By Vivienne Pearson
Saturday nights feature strongly in rock’n’roll music, so it is fitting that The Rock & Roll Coffee Company is now open for dinner on Saturday nights.
I’ve used its formal name in that introductory paragraph. Most know it simply as Rock & Roll. The coffee part of the full name is important. ‘Coffee is where it started and is the backbone of the operation,’ says Trent Morris, the coffee-focused co-owner. ‘People come in to get their fix; they know it’s good and they tell their friends.’
What the full name doesn’t capture is the other essential half – the fresh, high-quality, super-tasty Asian food. ‘We have a really strong team of chefs,’ says Michael Collins, the food-focused co-owner. ‘If we’re doing a classic we get it authentic, but the chefs are encouraged to come up with specials that have a twist. Because we know the rules, we can break them.’
So why the name Rock & Roll? It is about music (though far more diverse than classic rock’n’roll). ‘It varies each day,’ says Trent. ‘What to play when is an intuitive thing.’
The name is also informed by hospitality lingo.
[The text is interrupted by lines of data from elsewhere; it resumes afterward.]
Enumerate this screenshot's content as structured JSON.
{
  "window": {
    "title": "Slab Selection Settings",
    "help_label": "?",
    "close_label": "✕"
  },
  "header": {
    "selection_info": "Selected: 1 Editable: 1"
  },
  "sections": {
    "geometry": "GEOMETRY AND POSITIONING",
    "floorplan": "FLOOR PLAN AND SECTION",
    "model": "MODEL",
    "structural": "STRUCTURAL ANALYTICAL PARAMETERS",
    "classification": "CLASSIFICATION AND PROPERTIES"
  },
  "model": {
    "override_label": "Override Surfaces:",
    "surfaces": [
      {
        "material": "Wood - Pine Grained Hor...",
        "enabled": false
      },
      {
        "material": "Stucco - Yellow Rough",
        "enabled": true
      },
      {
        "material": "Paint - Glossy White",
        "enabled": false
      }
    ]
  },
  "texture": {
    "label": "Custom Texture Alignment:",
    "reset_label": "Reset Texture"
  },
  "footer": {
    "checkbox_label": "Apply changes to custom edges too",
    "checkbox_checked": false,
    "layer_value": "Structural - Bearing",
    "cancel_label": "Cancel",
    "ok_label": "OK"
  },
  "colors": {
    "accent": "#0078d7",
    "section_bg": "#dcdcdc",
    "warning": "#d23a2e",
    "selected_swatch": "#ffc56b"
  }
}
To say that you’re rocking and rolling during service means that the place is pumping but you’re rolling with it. ‘We say: “It’s busy, let’s rock and roll!”’ says Trent.
So how are the Saturday nights, which were introduced six weeks ago in response to customer demand, rocking? ‘They’re pretty solid!,’ says Trent. Now open Wednesday through to Saturday nights (in addition to all days apart from Sundays), the team are noticing that the evenings vary across the week. ‘It’s a different world here at night-time, with lights, music and the disco ball,’ says Trent. ‘Every night has its own persona.’
Rock & Roll have come a long way in their eight years from when it was just Trent and Michael working from the front section six days a week. They now have a big back room (the old bakery space, complete with the oven façades) and a staff of around 15, including key players Tim Parsonage (manager) and Daniel Johnson (head chef). ‘Our staff are locals, not backpackers,’ says Trent, who also notes that they love training young people. ‘People stay working here for a long time because they love the job.’
Rock & Roll is usually closed on Sundays but, this weekend only, it will be open (7.30am–3pm) to offer a (relatively) quiet space amidst the Mullum Music Festival fun. A retrospective of music festival photography will be on Rock & Roll’s walls till December.
Just another reason to visit, on a Saturday night or any other time, to get your dose of rock’n’roll.
The Rock & Roll Coffee Company, 3/55 Burringbar St, Mullumbimby – that’s at the end of the little lane.
Dinner bookings encouraged. Ph: 6684 4224.
The crew performing at Rock & Roll: featuring Michael, Trent and Tim in the doorway. Photo Jeff Dawson